Friday, 11 February there will be a master thesis presentation in Computer Science at Lund University, Faculty of Engineering.

The presentation will take place in Zoom:

Note to potential opponents: Register as an opponent to the presentation of your choice by sending an email to the examiner for that presentation ( Do not forget to specify the presentation you register for! Note that the number of opponents may be limited (often to two), so you might be forced to choose another presentation if you register too late. Registrations are individual, just as the oppositions are! More instructions are found on this page.


Presenters: Jacob Curman, Alv Romell
Title: Multilingual Large Scale Text Classification for Troubleshooting Management
Examiner: Pierre Nugues​​​​​​​
Supervisors: Markus Borg (LTH), Olof Steinert (Scania)

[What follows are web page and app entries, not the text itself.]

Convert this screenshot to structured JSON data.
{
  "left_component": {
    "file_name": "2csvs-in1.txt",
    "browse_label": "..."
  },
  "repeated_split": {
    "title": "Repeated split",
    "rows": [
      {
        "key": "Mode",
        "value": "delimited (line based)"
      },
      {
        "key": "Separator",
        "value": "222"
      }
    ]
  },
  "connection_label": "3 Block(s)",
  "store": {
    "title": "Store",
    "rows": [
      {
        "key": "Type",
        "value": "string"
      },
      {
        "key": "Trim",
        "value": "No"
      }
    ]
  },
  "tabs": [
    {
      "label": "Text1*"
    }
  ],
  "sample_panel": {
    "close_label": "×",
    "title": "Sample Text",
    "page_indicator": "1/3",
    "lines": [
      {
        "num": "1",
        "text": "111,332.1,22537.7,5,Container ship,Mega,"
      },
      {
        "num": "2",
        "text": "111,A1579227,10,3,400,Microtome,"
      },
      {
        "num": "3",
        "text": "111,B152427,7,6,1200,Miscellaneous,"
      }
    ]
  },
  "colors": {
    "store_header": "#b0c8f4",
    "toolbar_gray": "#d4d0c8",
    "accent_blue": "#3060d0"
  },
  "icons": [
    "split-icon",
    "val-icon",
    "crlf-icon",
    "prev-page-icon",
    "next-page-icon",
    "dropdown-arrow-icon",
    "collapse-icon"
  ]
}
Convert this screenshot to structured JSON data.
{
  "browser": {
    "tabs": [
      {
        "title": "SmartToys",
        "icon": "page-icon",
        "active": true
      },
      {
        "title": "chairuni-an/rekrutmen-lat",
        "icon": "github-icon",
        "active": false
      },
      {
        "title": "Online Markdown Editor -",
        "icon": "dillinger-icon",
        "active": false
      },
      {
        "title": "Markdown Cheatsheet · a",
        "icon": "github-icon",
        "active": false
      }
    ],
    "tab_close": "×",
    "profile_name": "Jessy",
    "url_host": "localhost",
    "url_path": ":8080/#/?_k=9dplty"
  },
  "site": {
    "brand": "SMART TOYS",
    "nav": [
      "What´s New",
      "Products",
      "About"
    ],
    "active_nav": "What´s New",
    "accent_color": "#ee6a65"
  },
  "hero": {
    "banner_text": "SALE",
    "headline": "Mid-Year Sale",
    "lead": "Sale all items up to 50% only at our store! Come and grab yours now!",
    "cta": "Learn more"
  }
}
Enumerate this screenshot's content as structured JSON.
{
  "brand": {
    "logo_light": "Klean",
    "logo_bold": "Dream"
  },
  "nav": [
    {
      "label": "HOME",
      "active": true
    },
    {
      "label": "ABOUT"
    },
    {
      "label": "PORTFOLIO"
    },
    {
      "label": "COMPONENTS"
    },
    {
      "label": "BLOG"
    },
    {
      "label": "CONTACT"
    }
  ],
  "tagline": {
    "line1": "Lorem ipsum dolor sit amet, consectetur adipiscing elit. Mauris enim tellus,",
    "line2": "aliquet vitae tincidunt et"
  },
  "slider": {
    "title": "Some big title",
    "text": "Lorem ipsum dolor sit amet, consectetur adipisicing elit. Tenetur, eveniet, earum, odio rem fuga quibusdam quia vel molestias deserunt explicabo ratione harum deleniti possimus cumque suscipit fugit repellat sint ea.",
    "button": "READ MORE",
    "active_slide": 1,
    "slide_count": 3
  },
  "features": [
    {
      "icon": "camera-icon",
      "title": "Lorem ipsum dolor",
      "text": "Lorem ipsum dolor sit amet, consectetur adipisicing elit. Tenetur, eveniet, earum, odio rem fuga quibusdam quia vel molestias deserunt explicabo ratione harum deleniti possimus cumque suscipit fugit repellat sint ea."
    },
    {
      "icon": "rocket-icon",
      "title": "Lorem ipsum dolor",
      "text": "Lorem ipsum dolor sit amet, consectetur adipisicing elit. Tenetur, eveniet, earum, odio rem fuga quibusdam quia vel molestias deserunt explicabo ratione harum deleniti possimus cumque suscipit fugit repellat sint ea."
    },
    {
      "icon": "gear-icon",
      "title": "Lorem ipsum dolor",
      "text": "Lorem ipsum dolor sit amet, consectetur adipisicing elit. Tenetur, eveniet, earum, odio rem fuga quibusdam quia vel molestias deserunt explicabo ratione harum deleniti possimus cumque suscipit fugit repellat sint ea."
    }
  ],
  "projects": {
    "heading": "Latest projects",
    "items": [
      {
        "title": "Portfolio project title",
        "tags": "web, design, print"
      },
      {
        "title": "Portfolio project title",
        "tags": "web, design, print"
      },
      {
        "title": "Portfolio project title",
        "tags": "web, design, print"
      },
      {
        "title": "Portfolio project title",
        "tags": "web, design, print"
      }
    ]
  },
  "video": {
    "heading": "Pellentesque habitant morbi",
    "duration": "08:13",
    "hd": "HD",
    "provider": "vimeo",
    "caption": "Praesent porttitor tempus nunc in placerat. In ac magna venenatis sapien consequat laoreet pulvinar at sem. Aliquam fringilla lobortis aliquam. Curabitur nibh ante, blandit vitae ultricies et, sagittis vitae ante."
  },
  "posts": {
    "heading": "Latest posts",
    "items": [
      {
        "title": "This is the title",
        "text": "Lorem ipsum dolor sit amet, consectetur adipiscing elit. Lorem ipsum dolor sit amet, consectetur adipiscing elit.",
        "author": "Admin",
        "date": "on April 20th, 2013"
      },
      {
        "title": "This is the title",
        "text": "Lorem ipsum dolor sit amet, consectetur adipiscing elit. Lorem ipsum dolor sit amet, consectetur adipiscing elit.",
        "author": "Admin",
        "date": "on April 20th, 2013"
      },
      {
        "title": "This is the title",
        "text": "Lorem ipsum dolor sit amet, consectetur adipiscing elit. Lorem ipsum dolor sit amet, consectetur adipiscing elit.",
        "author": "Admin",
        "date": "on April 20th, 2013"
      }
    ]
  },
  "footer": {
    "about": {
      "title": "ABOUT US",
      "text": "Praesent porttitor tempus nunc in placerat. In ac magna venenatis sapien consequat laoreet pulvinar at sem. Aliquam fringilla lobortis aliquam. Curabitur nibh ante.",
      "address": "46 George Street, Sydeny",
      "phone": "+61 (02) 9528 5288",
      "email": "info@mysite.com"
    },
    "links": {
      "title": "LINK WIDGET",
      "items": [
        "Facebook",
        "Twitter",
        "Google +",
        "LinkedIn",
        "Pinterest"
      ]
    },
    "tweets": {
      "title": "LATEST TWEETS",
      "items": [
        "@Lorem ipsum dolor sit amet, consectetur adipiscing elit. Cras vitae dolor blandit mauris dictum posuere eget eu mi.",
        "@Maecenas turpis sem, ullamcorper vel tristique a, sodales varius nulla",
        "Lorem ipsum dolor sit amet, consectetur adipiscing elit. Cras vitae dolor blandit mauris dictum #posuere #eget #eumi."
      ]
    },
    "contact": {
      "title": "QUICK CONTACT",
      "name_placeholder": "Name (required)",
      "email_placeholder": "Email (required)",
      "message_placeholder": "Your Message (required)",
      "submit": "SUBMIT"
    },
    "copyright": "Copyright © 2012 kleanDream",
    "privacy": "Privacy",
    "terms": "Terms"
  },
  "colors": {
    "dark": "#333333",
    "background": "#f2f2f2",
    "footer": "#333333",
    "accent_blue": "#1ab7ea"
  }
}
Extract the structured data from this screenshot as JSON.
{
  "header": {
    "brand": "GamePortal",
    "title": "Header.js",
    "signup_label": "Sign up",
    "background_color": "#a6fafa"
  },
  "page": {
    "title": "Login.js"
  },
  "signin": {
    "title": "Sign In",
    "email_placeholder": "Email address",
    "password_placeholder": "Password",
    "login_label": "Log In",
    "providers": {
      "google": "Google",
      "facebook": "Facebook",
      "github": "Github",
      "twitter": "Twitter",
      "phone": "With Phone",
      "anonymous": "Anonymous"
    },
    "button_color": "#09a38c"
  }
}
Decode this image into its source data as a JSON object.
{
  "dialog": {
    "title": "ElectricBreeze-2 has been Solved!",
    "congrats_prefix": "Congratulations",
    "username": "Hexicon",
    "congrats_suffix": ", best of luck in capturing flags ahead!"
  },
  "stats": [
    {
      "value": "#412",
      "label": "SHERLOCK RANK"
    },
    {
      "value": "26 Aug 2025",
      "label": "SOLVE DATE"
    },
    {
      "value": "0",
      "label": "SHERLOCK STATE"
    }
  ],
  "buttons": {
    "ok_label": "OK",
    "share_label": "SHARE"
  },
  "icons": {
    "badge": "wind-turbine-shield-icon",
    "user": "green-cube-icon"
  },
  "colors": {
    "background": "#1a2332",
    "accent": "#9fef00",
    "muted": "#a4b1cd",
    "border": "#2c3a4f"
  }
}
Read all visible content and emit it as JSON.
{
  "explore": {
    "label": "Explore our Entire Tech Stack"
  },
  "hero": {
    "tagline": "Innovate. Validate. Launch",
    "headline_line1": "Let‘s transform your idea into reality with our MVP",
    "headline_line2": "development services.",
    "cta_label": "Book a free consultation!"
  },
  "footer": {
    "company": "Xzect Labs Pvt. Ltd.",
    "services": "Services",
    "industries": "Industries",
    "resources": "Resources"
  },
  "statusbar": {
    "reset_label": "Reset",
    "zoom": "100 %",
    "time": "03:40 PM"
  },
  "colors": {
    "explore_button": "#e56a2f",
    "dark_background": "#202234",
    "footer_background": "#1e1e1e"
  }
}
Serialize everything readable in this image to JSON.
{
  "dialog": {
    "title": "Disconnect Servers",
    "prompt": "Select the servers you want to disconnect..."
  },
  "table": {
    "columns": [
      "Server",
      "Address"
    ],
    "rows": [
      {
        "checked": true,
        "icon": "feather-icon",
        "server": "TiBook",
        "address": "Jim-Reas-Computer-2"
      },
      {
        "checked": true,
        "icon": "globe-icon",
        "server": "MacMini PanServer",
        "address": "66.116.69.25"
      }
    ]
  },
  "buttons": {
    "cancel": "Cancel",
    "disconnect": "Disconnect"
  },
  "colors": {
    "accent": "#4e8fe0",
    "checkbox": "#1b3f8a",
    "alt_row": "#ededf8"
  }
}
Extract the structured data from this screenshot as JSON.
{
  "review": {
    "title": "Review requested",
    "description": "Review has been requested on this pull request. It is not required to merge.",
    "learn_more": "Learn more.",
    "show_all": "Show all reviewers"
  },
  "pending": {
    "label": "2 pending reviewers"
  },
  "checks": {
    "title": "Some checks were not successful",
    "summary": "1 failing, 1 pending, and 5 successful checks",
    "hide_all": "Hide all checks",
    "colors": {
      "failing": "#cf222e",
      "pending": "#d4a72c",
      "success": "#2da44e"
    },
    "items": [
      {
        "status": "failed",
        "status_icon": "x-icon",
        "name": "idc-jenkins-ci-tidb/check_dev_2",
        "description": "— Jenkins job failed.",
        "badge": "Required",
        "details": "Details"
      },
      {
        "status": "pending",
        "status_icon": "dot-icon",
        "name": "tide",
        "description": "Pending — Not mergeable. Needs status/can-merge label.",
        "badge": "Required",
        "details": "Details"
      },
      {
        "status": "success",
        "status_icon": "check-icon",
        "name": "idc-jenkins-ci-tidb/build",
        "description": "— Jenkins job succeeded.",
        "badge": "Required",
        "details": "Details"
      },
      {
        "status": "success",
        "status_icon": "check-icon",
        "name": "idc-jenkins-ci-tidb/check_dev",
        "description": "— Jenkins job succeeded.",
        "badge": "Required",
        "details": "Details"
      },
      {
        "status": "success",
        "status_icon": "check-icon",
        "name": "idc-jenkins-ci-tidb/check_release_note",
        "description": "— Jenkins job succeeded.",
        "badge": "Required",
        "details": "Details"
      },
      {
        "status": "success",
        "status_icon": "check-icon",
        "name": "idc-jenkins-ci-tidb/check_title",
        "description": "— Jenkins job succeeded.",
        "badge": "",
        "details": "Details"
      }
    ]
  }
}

This master's thesis explores the possibility of using pre-trained transformer-based language models to predict the malfunctioning part on trucks based on human generated text descriptions from workshop orders. It tackles a large-scale text classification problem with heavy data imbalance and multiple languages based on data from a Swedish truck manufacturer. Data analysis was done to understand the domain and generate hypotheses for methods of increasing predictive performance, with a special focus on underrepresented classes and languages. Experiments were set up to test the pretrained models’ predictive performance in both a monolingual and a multilingual domain, based on different techniques to reduce the data complexity, sampling techniques and augmentation through unidirectional translation. Findings show that basic methods of upsampling infrequent classes or languages improve performance on the underrepresented segments, and that monolingual models trained on translated data can perform equally well as multilingual models trained on data in its original language. 

Link to popular science summary: